Task prompt: Retype each entry. Leave nothing out.

Provided information:
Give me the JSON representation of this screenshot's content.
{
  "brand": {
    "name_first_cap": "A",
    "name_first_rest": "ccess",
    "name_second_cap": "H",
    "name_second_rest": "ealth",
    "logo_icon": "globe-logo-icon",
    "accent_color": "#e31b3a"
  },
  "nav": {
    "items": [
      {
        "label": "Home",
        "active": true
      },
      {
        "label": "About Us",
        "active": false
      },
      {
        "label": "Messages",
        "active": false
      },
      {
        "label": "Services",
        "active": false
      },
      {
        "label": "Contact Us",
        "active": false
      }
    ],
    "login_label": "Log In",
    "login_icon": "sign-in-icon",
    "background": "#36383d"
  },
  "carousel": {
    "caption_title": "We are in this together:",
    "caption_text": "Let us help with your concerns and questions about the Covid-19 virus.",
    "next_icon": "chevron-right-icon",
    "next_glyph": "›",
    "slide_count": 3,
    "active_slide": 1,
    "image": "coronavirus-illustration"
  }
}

Result of the task:
Give me the JSON representation of this screenshot's content.
{
  "brand": {
    "name_first_cap": "A",
    "name_first_rest": "ccess",
    "name_second_cap": "H",
    "name_second_rest": "ealth",
    "logo_icon": "globe-logo-icon",
    "accent_color": "#e31b3a"
  },
  "nav": {
    "items": [
      {
        "label": "Home",
        "active": true
      },
      {
        "label": "About Us",
        "active": false
      },
      {
        "label": "Messages",
        "active": false
      },
      {
        "label": "Services",
        "active": false
      },
      {
        "label": "Contact Us",
        "active": false
      }
    ],
    "login_label": "Log In",
    "login_icon": "sign-in-icon",
    "background": "#36383d"
  },
  "carousel": {
    "caption_title": "We are in this together:",
    "caption_text": "Let us help with your concerns and questions about the Covid-19 virus.",
    "next_icon": "chevron-right-icon",
    "next_glyph": "›",
    "slide_count": 3,
    "active_slide": 1,
    "image": "coronavirus-illustration"
  }
}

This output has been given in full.